Data records for software interfaces:
--- START ---
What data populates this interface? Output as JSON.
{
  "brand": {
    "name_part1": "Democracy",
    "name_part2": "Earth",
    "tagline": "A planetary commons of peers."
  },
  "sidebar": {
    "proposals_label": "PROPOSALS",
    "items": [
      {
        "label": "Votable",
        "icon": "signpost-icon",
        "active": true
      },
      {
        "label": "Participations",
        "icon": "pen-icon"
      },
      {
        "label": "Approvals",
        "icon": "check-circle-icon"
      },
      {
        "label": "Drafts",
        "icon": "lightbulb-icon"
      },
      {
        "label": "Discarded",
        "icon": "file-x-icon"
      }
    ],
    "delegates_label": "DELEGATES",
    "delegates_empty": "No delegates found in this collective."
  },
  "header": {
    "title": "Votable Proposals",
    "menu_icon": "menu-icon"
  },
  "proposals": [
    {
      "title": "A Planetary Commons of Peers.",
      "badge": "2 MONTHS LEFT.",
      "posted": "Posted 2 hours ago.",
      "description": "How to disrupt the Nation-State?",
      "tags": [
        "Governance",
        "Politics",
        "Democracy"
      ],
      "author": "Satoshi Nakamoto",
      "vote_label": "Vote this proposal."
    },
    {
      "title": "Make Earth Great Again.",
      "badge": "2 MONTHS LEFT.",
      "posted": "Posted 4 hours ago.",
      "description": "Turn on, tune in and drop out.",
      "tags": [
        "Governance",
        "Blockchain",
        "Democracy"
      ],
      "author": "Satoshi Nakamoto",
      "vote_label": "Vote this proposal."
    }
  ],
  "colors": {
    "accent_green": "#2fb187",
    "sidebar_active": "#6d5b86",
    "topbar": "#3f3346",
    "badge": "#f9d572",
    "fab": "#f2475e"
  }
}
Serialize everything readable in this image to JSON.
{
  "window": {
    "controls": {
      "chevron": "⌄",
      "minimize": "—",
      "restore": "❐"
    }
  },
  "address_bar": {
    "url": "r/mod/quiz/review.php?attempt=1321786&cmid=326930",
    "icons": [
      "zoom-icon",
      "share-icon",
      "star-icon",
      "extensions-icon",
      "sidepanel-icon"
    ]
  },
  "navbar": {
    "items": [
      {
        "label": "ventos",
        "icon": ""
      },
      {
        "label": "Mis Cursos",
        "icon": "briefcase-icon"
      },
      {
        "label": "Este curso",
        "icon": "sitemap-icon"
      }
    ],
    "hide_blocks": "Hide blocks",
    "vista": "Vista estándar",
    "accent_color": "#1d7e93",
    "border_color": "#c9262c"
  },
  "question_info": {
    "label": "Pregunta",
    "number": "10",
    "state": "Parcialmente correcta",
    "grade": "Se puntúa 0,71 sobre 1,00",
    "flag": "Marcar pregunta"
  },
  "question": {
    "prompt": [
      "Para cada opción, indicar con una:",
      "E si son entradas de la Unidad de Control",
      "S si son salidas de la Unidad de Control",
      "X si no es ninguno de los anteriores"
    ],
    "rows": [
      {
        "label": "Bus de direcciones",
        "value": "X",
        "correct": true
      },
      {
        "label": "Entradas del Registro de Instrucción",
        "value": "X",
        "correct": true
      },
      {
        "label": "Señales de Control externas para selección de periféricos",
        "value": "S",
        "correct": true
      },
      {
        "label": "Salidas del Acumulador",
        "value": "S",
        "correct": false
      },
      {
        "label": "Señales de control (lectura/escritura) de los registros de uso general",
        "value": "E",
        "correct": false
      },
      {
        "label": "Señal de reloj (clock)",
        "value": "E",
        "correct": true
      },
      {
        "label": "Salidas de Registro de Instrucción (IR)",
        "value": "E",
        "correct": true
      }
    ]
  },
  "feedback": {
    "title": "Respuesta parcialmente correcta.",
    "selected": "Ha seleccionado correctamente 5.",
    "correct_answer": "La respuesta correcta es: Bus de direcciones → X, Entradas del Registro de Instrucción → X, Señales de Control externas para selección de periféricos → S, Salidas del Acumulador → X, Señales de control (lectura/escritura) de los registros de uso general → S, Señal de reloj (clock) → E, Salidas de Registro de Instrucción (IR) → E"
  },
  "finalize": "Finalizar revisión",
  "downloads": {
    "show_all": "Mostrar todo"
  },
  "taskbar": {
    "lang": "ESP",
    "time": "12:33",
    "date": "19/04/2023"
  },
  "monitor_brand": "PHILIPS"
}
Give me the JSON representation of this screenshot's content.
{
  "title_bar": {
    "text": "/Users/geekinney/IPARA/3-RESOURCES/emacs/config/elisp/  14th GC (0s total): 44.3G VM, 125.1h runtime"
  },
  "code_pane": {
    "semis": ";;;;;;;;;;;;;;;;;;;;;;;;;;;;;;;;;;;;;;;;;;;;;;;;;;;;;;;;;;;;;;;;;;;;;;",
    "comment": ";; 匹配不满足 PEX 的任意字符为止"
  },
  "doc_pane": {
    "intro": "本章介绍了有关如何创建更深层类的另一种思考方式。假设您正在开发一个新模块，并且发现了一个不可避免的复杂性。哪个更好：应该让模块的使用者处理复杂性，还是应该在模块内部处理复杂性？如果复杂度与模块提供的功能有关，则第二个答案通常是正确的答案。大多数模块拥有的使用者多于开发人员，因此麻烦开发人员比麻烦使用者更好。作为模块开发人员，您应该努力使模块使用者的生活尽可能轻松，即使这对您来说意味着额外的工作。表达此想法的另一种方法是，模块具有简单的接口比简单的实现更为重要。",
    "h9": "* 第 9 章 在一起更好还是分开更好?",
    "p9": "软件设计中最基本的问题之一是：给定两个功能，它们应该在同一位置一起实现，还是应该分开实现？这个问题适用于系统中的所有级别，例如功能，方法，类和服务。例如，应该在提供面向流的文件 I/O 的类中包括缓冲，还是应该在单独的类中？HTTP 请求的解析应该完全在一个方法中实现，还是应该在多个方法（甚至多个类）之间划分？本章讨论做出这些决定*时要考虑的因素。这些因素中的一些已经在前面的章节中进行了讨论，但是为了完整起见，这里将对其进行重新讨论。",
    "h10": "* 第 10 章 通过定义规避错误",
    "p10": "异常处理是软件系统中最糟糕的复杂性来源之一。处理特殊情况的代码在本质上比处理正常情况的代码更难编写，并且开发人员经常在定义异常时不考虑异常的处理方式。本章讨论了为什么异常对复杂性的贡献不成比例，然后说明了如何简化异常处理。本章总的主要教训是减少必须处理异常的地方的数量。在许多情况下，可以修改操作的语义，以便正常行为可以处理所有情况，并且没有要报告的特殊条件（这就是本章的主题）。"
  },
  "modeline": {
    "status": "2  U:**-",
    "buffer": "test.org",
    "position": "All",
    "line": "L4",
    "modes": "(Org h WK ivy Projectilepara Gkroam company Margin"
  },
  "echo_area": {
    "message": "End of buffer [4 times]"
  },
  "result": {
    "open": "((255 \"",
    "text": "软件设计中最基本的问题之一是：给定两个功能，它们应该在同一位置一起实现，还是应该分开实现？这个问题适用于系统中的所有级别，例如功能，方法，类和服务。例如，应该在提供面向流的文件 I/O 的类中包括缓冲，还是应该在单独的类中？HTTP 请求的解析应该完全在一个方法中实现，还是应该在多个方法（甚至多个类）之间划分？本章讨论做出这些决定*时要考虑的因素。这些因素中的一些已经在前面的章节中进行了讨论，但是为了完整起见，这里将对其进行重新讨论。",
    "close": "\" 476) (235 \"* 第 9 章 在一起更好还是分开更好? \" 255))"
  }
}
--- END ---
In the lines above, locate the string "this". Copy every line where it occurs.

What data populates this interface? Output as JSON.
    "delegates_empty": "No delegates found in this collective."
      "vote_label": "Vote this proposal."
      "vote_label": "Vote this proposal."
Serialize everything readable in this image to JSON.
Give me the JSON representation of this screenshot's content.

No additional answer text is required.